With the obsession with education and employability, educators find themselves in a situation where everything has to be linked to the chance of the student getting a job at the end: from lesson plans to OFSTED (the Office for Standards in Education, Children’s Services and Skills, which inspects institutions with students up to the age of 18), and organisations such as Advance HE, teaching has become more about ‘social mobility’ through employment than challenging the status quo. Are we there to produce yet another generation of automatons, who accept low paid, low valued work, zero- hour contracts, when they should be challenging the whole concept of the way work is constructed?

There is a light at the end of the tunnel (well, I think so!): The Cooperative University Project. As a founder member of a new educational worker cooperative, the RED Learning Coop: Research, Education and Development for Social Change, I was thrilled for us to be invited to be part of the development of this exciting initiative. In 2012, the Cooperative College in Manchester, started to explore ideas about ‘doing education differently’ and the 2017 Higher Education Act gave the space for alternative providers. So, what is different about a Cooperative University?

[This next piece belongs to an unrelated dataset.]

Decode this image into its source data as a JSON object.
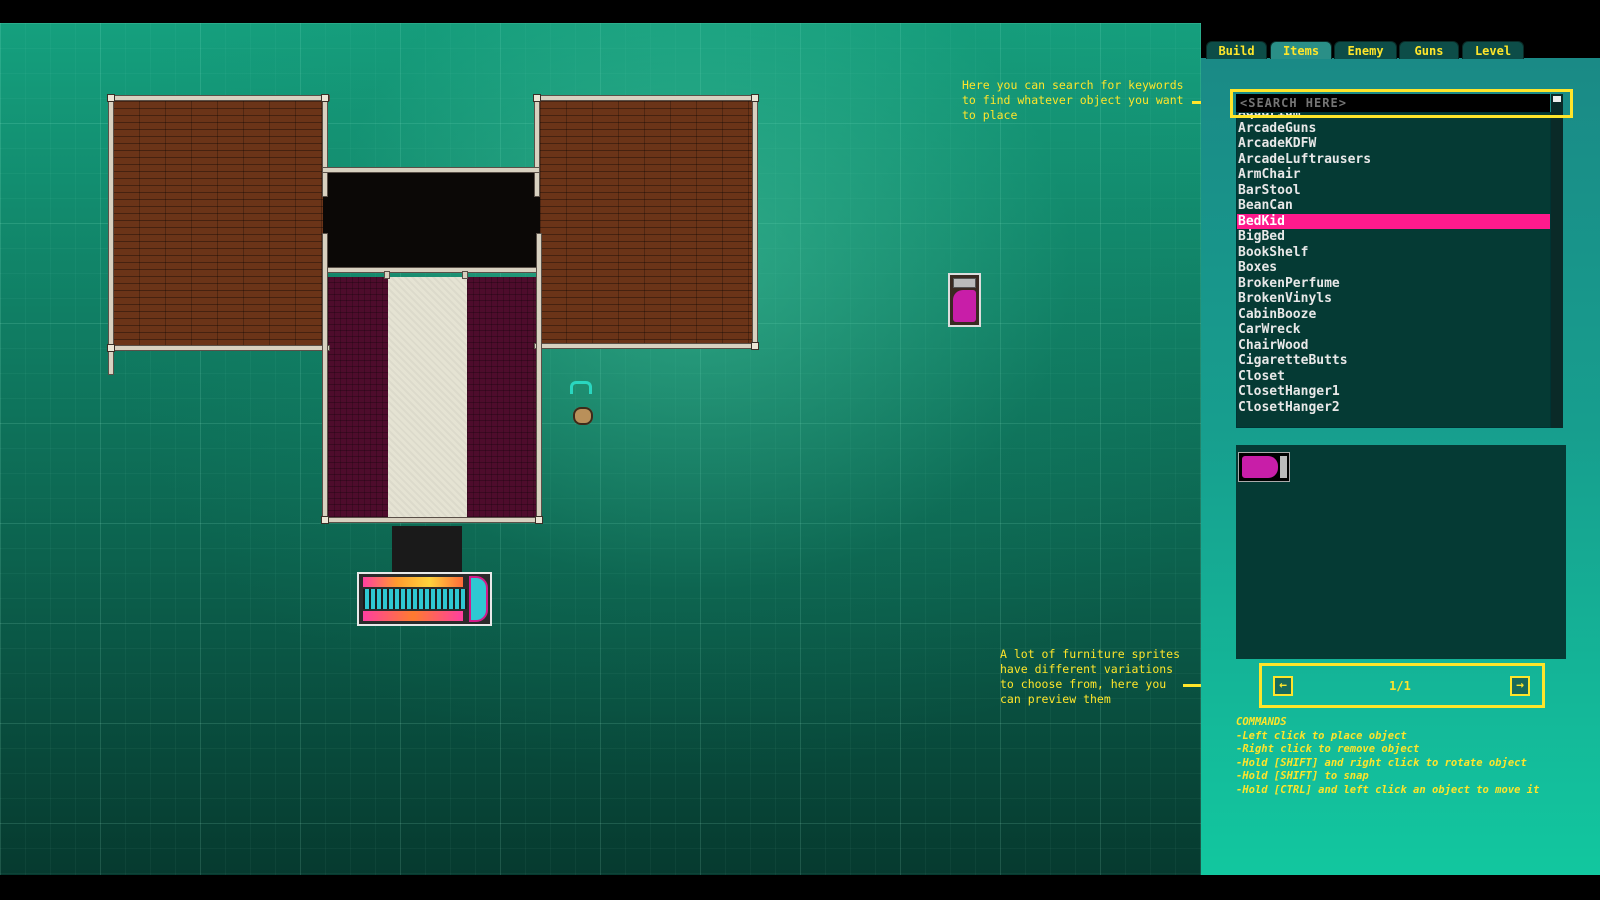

Well, the vision for a start:

‘Our vision is to develop a new type of university based on social justice and co-operative values and principles which works for the mutual benefit of all.

A Co-operative University will empower students, enhancing their skills to develop new ways of thinking, working, researching and learning for life’ (Cooperative College website, April 2019).

The University is founded on Cooperative Values and Principles:

  • Challenge injustice, inequality and exploitation in all its forms.
  • Recognise that teachers and students have much to learn from each other and should work together to design and develop content and delivery.
  • Be based on a social purpose and political and economic democracy
  • Enhance wellbeing and enable everyone to explore their full range of abilities.
  • Strengthen and grow a different kind of society with co-operative values at its heart

(Cooperative College Website, April 2019).

The first course starts in September 2019, so watch this space!

Tracy Walsh

Founder Member of The RED Learning Cooperative: Research, Education and Development.

Make dedicated learning spaces accessible

Dr John Miles (9th February, 2019)

Last summer in Manchester Professor Chris Phillipson gave a wide-ranging presentation on ‘recreating “spaces” for ageing – the role of education and learning in later life’. He used space in the sense of ‘making room’ – finding the motivation and encouragement for study and learning – but also to refer to the actual places – libraries, museums, arts centres, classrooms – whose future (particularly outside the bigger cities) is under threat. This year is the hundredth anniversary of the Ministry of Reconstruction’s Report on Adult Education which came out in 1919. A new Centennial Commission, supported through the Workers Educational Association, has been established. It sees the anniversary as ‘a vital opportunity to reflect on the needs and possibilities for adult education today and into the century ahead’ and seeks our views. Much has changed in the last twenty years. Education in later life has dropped off the policy agenda and many of the places where it used to be on offer have disappeared. For various reasons the profile of older people in the current revival of interest in further and adult education is unclear. So there is much to do. But, looking ahead, what sort of places might be needed in response to renewed interest from a future government?

Continue reading “Make dedicated learning spaces accessible”